Investigators want to know who disturbed a federally protected loggerhead sea turtle nest on Navarre Beach Tuesday night, and there is a cash reward being offered in the case.
According to Navarre Beach Sea Turtle Patrollers, the new nest was located Wednesday morning and had clearly been dug into by someone. Sand tracks at the scene showed footprints and dig marks at the nest site.
Turtle patroller Paige Douglas was among those that responded to the nest just east of beach access 37A. She said digging up nests can have serious consequences for these endangered species.
“Digging of any sort can really harm those sea turtle eggs,” she explained. “They are a protected species, so this is not something they should have been doing.”

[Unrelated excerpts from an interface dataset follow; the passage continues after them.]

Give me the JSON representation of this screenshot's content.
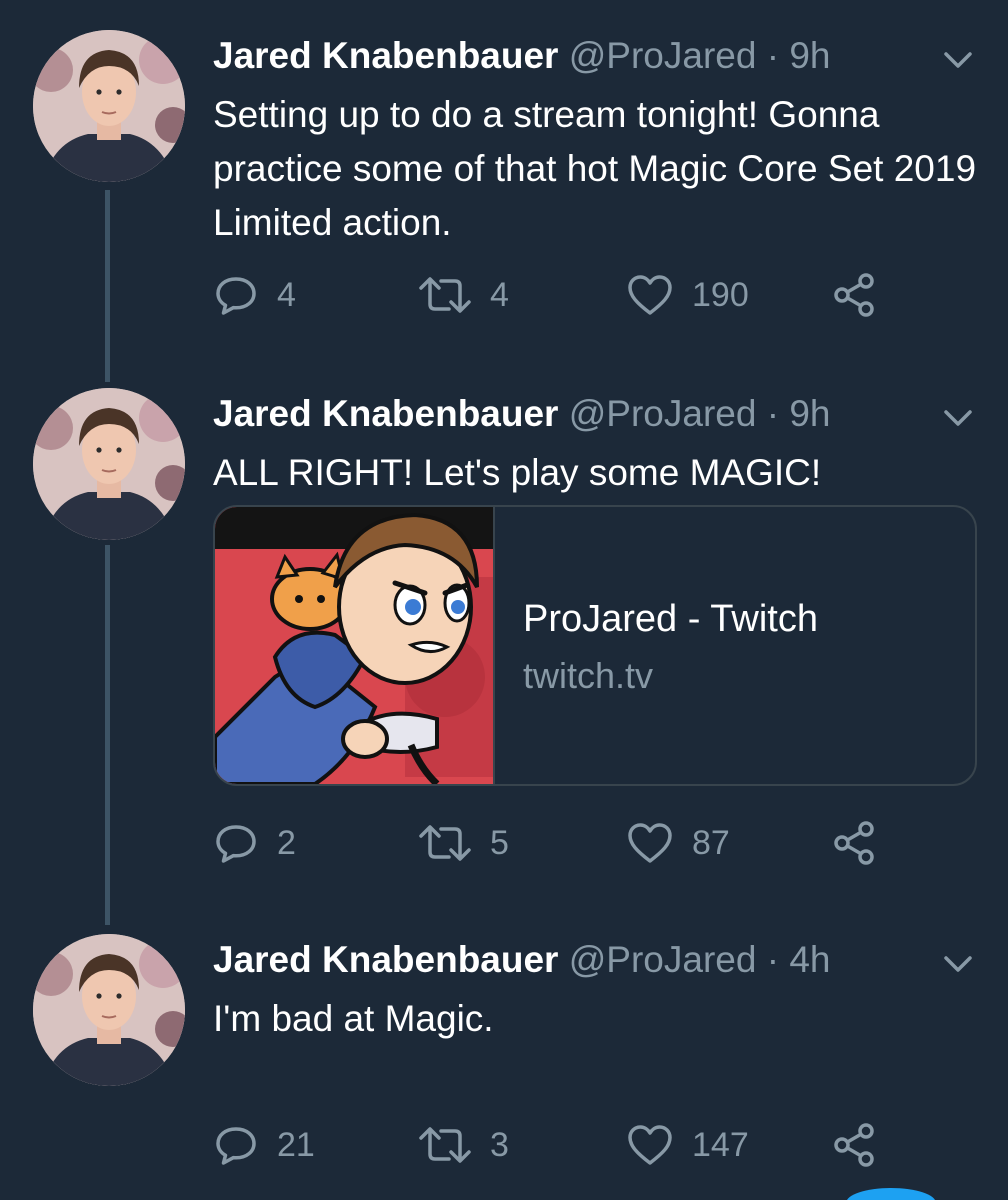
{
  "tweets": [
    {
      "name": "Jared Knabenbauer",
      "handle": "@ProJared",
      "separator": "·",
      "time": "9h",
      "text": "Setting up to do a stream tonight! Gonna practice some of that hot Magic Core Set 2019 Limited action.",
      "replies": "4",
      "retweets": "4",
      "likes": "190"
    },
    {
      "name": "Jared Knabenbauer",
      "handle": "@ProJared",
      "separator": "·",
      "time": "9h",
      "text": "ALL RIGHT! Let's play some MAGIC!",
      "card": {
        "title": "ProJared - Twitch",
        "domain": "twitch.tv"
      },
      "replies": "2",
      "retweets": "5",
      "likes": "87"
    },
    {
      "name": "Jared Knabenbauer",
      "handle": "@ProJared",
      "separator": "·",
      "time": "4h",
      "text": "I'm bad at Magic.",
      "replies": "21",
      "retweets": "3",
      "likes": "147"
    }
  ],
  "icons": {
    "reply": "reply-icon",
    "retweet": "retweet-icon",
    "like": "heart-icon",
    "share": "share-icon",
    "menu": "chevron-down-icon"
  },
  "colors": {
    "background": "#1c2938",
    "text": "#ffffff",
    "secondary": "#8899a6",
    "thread_line": "#3d5466",
    "card_border": "#38444d"
  }
}
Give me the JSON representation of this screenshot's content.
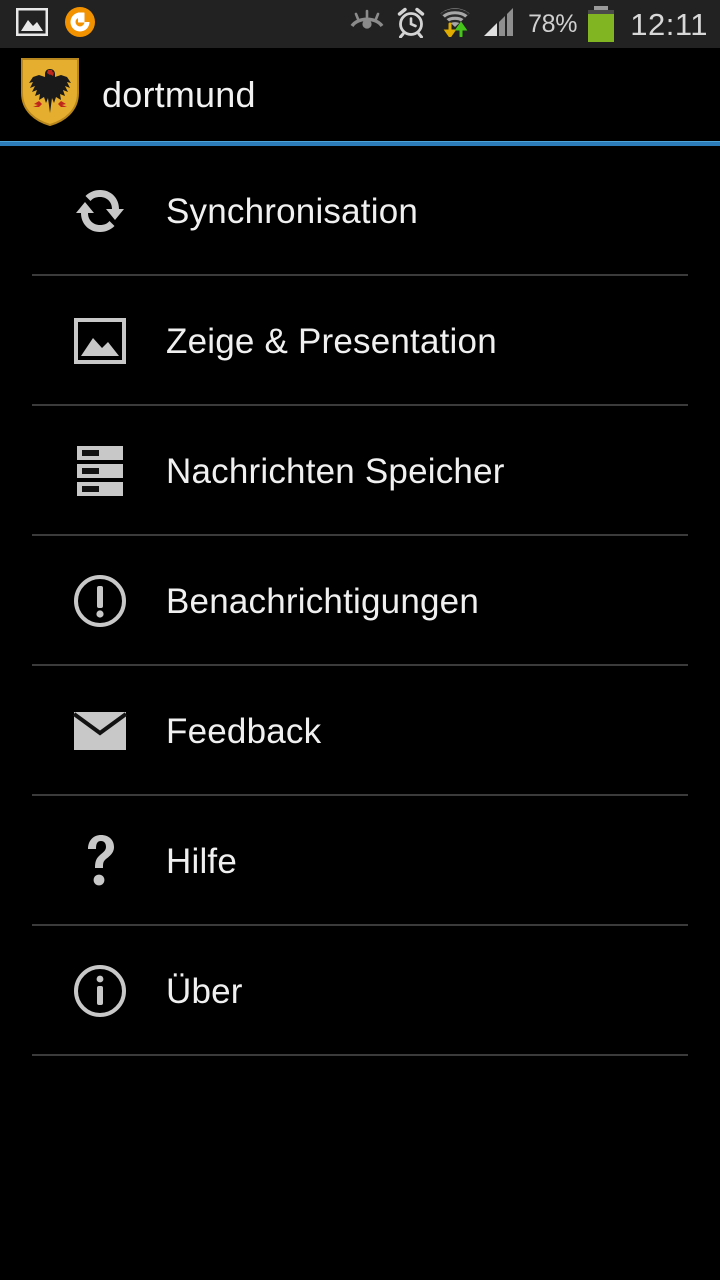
{
  "status_bar": {
    "background": "#222222",
    "left_icons": [
      {
        "name": "screenshot-image-icon",
        "label": "Screenshot"
      },
      {
        "name": "app-notification-icon",
        "label": "App",
        "color": "#f39200"
      }
    ],
    "right_icons": [
      {
        "name": "smart-stay-eye-icon",
        "label": "Smart stay"
      },
      {
        "name": "alarm-clock-icon",
        "label": "Alarm"
      },
      {
        "name": "wifi-data-transfer-icon",
        "label": "Wi-Fi"
      },
      {
        "name": "signal-bars-icon",
        "label": "Signal"
      }
    ],
    "battery_percent": "78%",
    "battery_level": 78,
    "battery_color": "#82b522",
    "clock": "12:11"
  },
  "header": {
    "logo_name": "dortmund-coat-of-arms",
    "title": "dortmund",
    "accent_color": "#2b7cb8"
  },
  "settings": {
    "items": [
      {
        "icon": "sync-icon",
        "label": "Synchronisation"
      },
      {
        "icon": "image-icon",
        "label": "Zeige & Presentation"
      },
      {
        "icon": "storage-icon",
        "label": "Nachrichten Speicher"
      },
      {
        "icon": "alert-circle-icon",
        "label": "Benachrichtigungen"
      },
      {
        "icon": "envelope-icon",
        "label": "Feedback"
      },
      {
        "icon": "question-mark-icon",
        "label": "Hilfe"
      },
      {
        "icon": "info-circle-icon",
        "label": "Über"
      }
    ]
  }
}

A witness from one of the neighboring condos said she spotted bright flashlights near the area around 10 p.m. Florida Fish and Wildlife Conservation Commission (FWC) officer William Wilkenson of Navarre is investigating the case. He said they believe the nest was laid about 9 or 10 p.m. Tracks in the sand from the nesting turtle lead directly to the nesting site in the dunes where human tracks and dig marks were found.
“The turtles are protected and so are their nests,” Wilkenson said. “…If we can identify who did it, they will be charged in most cases.”
He said there are no suspects at this time.
Douglas said it is important to protect sea turtle nests because so few hatchlings will survive to adulthood but are critical to the beach.
“They are very important to the ecosystem,” she said. “There have been many negative impacts from humans to sea turtles, and because of those impacts we as the sea turtle patrol do whatever we can to protect those nests.”
Turtle patroller Cinnamon Holderman has put up a cash reward for information leading to an arrest in the case. She said she is frustrated by the lack of enforcement of environmental laws on the beach by the county, and this incident is another example of that.
“People all around this state work around the clock to protect many different threatened and endangered species of birds and turtles, and disrespectful people show up and think they can do whatever they want because this county shows no level of enforcement on the beach!” she wrote in an email.
She added that she hopes FWC imposes the maximum punishment. Under Florida statute and the U.S. Endangered Species Act, the perpetrator could face up to $100,000 fine and a year of prison time. Civil penalties could amount to $25,000.
The nest has since been refilled and posted with signage. This is the fifth sea turtle nest of Navarre Beach’s 2020 season, which ends Oct. 31.
Anyone with information regarding this incident should contact FWC’s Wildlife Alert Hotline at 888-404-FWCC (3922)